"It's an attempt to supplant justice from the courts and to substitute it with justice coming from the barrels of guns. That kind of justice that you see on the street really breeds more violence. I think that partly explains why killings continue to get worse," Diokno said.

Diokno said the Philippines is already on the "brink of authoritarianism."

"During the time of President Arroyo, there was a very, very strong pushback so that it never reached the point where we were on the brink of really falling into a very strongly authoritarian type of government. Unlike now, in my view, we're already on the brink," said Diokno.

Arroyo: 'Very similar to mine'

Arroyo sees her own China policy coming back under Duterte after Aquino rejected hers. "When I was President, I focused on closer economic and business ties with China. That is the policy of President Duterte today, very similar to mine," she said in a television interview in March.

Arroyo herself shifted from the policy of Estrada, who was behind the grounding of BRP Sierra Madre in Ayungin Shoal years after Beijing wrested control of Mischief Reef from the Philippines during the time of Fidel Ramos.

China expert Jay Batongbacal of the University of the Philippines said Duterte and Arroyo are similar in terms of "friendliness to China and openness to Chinese investments."

Lacierda said it's "worse" under Duterte. "We have the Hague ruling. We could have enforced that," Lacierda said.

Batongbacal said it remains to be seen how Duterte envisions a proposed joint exploration of the West Philippine Sea and if it will resemble Arroyo's controversial Joint Marine Seismic Undertaking (JMSU) with China and Vietnam. 

Aquino himself was also open to joint exploration before China occupied Panatag (Scarborough) Shoal in 2012. Lacierda said Aquino was adamant that Philippine laws should govern the bilateral agreement, which China rejected. 

Batongbacal said the big and importance difference between Duterte and Arroyo is how Duterte has been trying to endear China to the public and how he's managed ties with the US, the country's longtime ally. 

"She (Arroyo) didn't alienate the US," said Batongbacal.

Corruption controversies marred Chinese loans during the Arroyo presidency – the botched NBN-ZTE deal and North Rail projects. Batongbacal said this has not been helpful to Duterte's pivot because they’ve left a lasting negative impression on projects that involve Beijing.

Batongbacal noted how polls indicate that it's not going to be easy to change public opinion towards China even as the military superpower has "changed" and has "cracked down on corruption."

"I think for the general public, it's really not going to change that quickly and not by much," he said.

Duterte's attempts to "oversell" China have also been counterproductive, said Batongbacal.
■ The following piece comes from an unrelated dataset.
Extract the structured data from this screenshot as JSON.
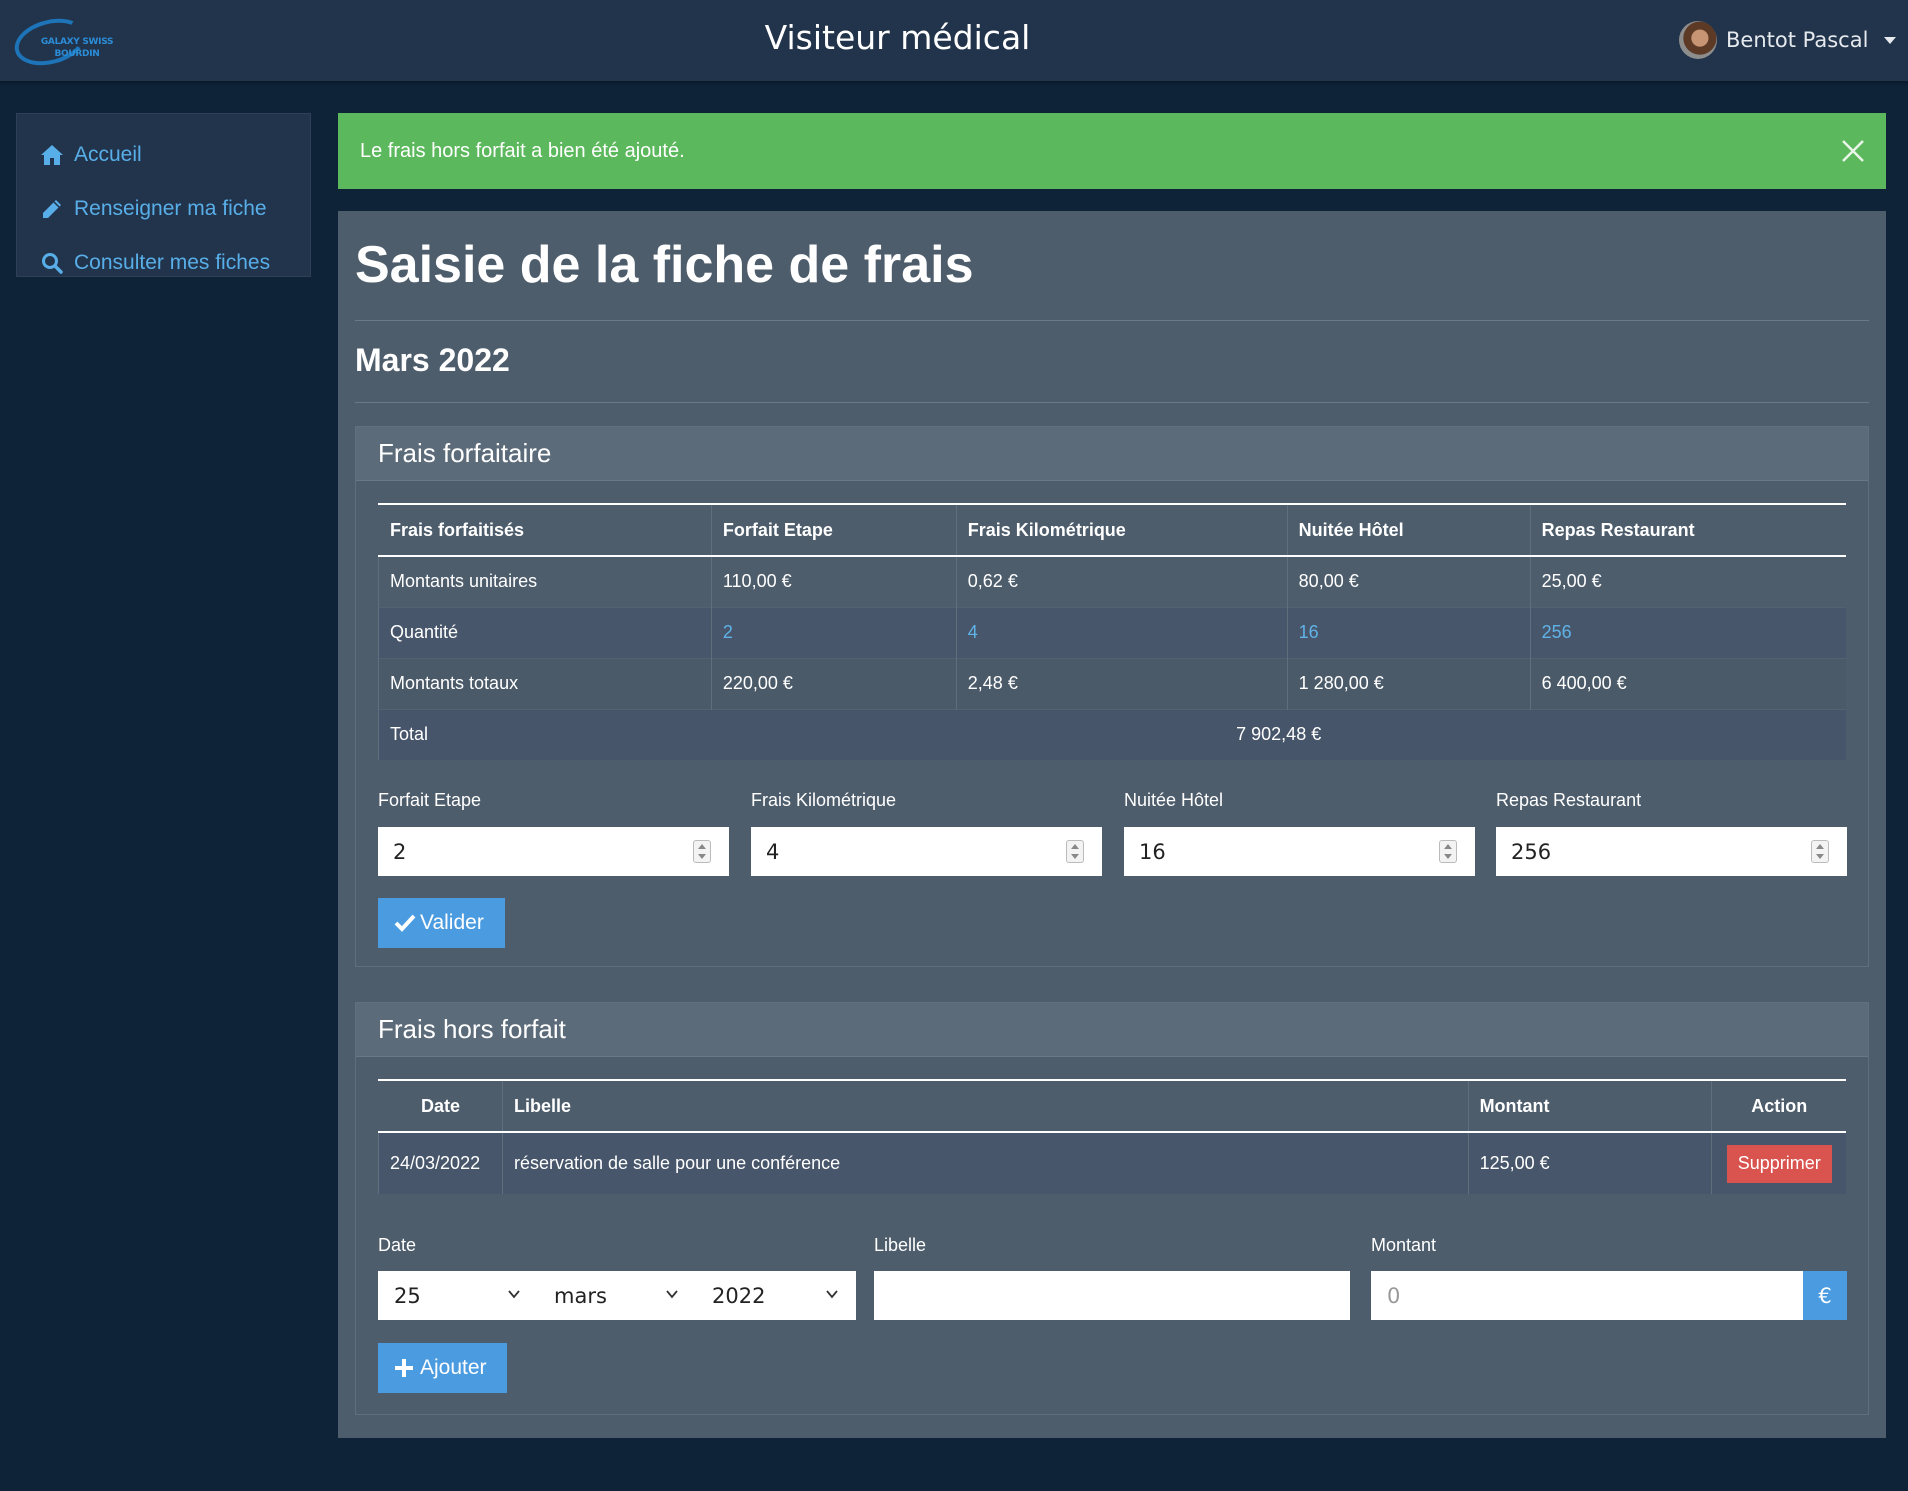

They’re drawing "suspicion and resentment" instead.

"He presents China as a friend but he also says we cannot challenge China in the West Philippine Sea because it will mean war. The message is self-contradictory," he said.

Duterte's sensational popularity has allowed him elbow room to push his agenda. But his satisfaction ratings have dropped as he entered his 3rd year in office.  

The ground he's standing on may no longer be as firm as before. – Rappler.com